### Exercise brief
Give back the full listing exactly as it appears below.

[Material shown Boundary: Start]

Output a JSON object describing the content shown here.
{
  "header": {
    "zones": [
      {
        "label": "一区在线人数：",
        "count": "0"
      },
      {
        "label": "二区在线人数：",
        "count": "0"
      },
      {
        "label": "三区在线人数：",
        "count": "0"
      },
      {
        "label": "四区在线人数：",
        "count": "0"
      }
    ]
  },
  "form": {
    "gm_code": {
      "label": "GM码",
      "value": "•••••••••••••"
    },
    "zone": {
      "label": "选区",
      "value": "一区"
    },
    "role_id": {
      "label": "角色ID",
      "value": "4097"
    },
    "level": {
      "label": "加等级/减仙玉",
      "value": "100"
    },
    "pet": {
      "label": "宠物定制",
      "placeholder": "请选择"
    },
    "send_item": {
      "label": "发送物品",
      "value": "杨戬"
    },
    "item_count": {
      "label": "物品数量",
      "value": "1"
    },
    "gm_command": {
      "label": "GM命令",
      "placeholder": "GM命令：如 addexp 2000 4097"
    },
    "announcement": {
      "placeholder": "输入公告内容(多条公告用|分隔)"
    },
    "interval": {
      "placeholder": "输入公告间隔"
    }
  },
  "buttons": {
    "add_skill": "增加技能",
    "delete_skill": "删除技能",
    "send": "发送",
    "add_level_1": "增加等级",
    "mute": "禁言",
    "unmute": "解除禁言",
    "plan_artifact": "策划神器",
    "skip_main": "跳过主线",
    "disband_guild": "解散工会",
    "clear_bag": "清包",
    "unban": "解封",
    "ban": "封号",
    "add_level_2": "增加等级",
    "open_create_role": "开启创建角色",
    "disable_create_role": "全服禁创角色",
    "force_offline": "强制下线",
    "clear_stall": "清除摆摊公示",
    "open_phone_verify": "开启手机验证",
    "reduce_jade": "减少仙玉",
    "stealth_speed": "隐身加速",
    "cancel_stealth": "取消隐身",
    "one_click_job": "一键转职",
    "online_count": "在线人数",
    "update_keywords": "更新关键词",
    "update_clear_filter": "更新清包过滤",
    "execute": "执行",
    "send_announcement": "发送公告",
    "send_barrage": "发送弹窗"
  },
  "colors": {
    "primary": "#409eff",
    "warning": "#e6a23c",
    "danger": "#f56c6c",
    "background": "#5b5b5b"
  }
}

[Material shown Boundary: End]

### Task result
Output a JSON object describing the content shown here.
{
  "header": {
    "zones": [
      {
        "label": "一区在线人数：",
        "count": "0"
      },
      {
        "label": "二区在线人数：",
        "count": "0"
      },
      {
        "label": "三区在线人数：",
        "count": "0"
      },
      {
        "label": "四区在线人数：",
        "count": "0"
      }
    ]
  },
  "form": {
    "gm_code": {
      "label": "GM码",
      "value": "•••••••••••••"
    },
    "zone": {
      "label": "选区",
      "value": "一区"
    },
    "role_id": {
      "label": "角色ID",
      "value": "4097"
    },
    "level": {
      "label": "加等级/减仙玉",
      "value": "100"
    },
    "pet": {
      "label": "宠物定制",
      "placeholder": "请选择"
    },
    "send_item": {
      "label": "发送物品",
      "value": "杨戬"
    },
    "item_count": {
      "label": "物品数量",
      "value": "1"
    },
    "gm_command": {
      "label": "GM命令",
      "placeholder": "GM命令：如 addexp 2000 4097"
    },
    "announcement": {
      "placeholder": "输入公告内容(多条公告用|分隔)"
    },
    "interval": {
      "placeholder": "输入公告间隔"
    }
  },
  "buttons": {
    "add_skill": "增加技能",
    "delete_skill": "删除技能",
    "send": "发送",
    "add_level_1": "增加等级",
    "mute": "禁言",
    "unmute": "解除禁言",
    "plan_artifact": "策划神器",
    "skip_main": "跳过主线",
    "disband_guild": "解散工会",
    "clear_bag": "清包",
    "unban": "解封",
    "ban": "封号",
    "add_level_2": "增加等级",
    "open_create_role": "开启创建角色",
    "disable_create_role": "全服禁创角色",
    "force_offline": "强制下线",
    "clear_stall": "清除摆摊公示",
    "open_phone_verify": "开启手机验证",
    "reduce_jade": "减少仙玉",
    "stealth_speed": "隐身加速",
    "cancel_stealth": "取消隐身",
    "one_click_job": "一键转职",
    "online_count": "在线人数",
    "update_keywords": "更新关键词",
    "update_clear_filter": "更新清包过滤",
    "execute": "执行",
    "send_announcement": "发送公告",
    "send_barrage": "发送弹窗"
  },
  "colors": {
    "primary": "#409eff",
    "warning": "#e6a23c",
    "danger": "#f56c6c",
    "background": "#5b5b5b"
  }
}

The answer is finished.